• _What the exercise asks_:
The exercise asks for every line of the data to be reproduced exactly.

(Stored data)
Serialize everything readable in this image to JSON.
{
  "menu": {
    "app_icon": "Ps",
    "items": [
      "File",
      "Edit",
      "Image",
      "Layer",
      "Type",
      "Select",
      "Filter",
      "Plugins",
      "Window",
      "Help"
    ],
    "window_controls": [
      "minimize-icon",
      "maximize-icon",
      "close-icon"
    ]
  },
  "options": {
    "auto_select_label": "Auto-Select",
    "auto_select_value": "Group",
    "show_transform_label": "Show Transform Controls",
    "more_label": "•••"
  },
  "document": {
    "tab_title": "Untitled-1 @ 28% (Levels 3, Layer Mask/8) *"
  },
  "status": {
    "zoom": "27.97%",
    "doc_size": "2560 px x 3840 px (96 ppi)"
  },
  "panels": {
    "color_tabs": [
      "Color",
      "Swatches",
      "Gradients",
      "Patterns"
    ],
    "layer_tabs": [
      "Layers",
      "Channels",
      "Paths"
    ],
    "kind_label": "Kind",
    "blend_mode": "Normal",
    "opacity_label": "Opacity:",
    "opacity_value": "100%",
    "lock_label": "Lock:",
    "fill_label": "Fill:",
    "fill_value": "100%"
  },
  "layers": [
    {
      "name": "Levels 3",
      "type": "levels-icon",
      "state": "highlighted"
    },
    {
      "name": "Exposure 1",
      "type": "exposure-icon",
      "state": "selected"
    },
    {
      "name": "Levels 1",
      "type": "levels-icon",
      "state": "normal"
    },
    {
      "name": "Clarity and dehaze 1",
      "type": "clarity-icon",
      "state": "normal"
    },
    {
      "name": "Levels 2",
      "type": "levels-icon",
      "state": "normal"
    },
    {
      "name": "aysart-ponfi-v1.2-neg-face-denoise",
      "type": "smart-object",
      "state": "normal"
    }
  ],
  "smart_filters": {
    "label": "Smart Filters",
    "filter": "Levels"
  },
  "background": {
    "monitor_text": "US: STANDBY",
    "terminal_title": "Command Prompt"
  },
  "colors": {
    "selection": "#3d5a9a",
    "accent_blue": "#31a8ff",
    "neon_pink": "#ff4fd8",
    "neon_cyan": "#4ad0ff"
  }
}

• _Answer space_:
Serialize everything readable in this image to JSON.
{
  "menu": {
    "app_icon": "Ps",
    "items": [
      "File",
      "Edit",
      "Image",
      "Layer",
      "Type",
      "Select",
      "Filter",
      "Plugins",
      "Window",
      "Help"
    ],
    "window_controls": [
      "minimize-icon",
      "maximize-icon",
      "close-icon"
    ]
  },
  "options": {
    "auto_select_label": "Auto-Select",
    "auto_select_value": "Group",
    "show_transform_label": "Show Transform Controls",
    "more_label": "•••"
  },
  "document": {
    "tab_title": "Untitled-1 @ 28% (Levels 3, Layer Mask/8) *"
  },
  "status": {
    "zoom": "27.97%",
    "doc_size": "2560 px x 3840 px (96 ppi)"
  },
  "panels": {
    "color_tabs": [
      "Color",
      "Swatches",
      "Gradients",
      "Patterns"
    ],
    "layer_tabs": [
      "Layers",
      "Channels",
      "Paths"
    ],
    "kind_label": "Kind",
    "blend_mode": "Normal",
    "opacity_label": "Opacity:",
    "opacity_value": "100%",
    "lock_label": "Lock:",
    "fill_label": "Fill:",
    "fill_value": "100%"
  },
  "layers": [
    {
      "name": "Levels 3",
      "type": "levels-icon",
      "state": "highlighted"
    },
    {
      "name": "Exposure 1",
      "type": "exposure-icon",
      "state": "selected"
    },
    {
      "name": "Levels 1",
      "type": "levels-icon",
      "state": "normal"
    },
    {
      "name": "Clarity and dehaze 1",
      "type": "clarity-icon",
      "state": "normal"
    },
    {
      "name": "Levels 2",
      "type": "levels-icon",
      "state": "normal"
    },
    {
      "name": "aysart-ponfi-v1.2-neg-face-denoise",
      "type": "smart-object",
      "state": "normal"
    }
  ],
  "smart_filters": {
    "label": "Smart Filters",
    "filter": "Levels"
  },
  "background": {
    "monitor_text": "US: STANDBY",
    "terminal_title": "Command Prompt"
  },
  "colors": {
    "selection": "#3d5a9a",
    "accent_blue": "#31a8ff",
    "neon_pink": "#ff4fd8",
    "neon_cyan": "#4ad0ff"
  }
}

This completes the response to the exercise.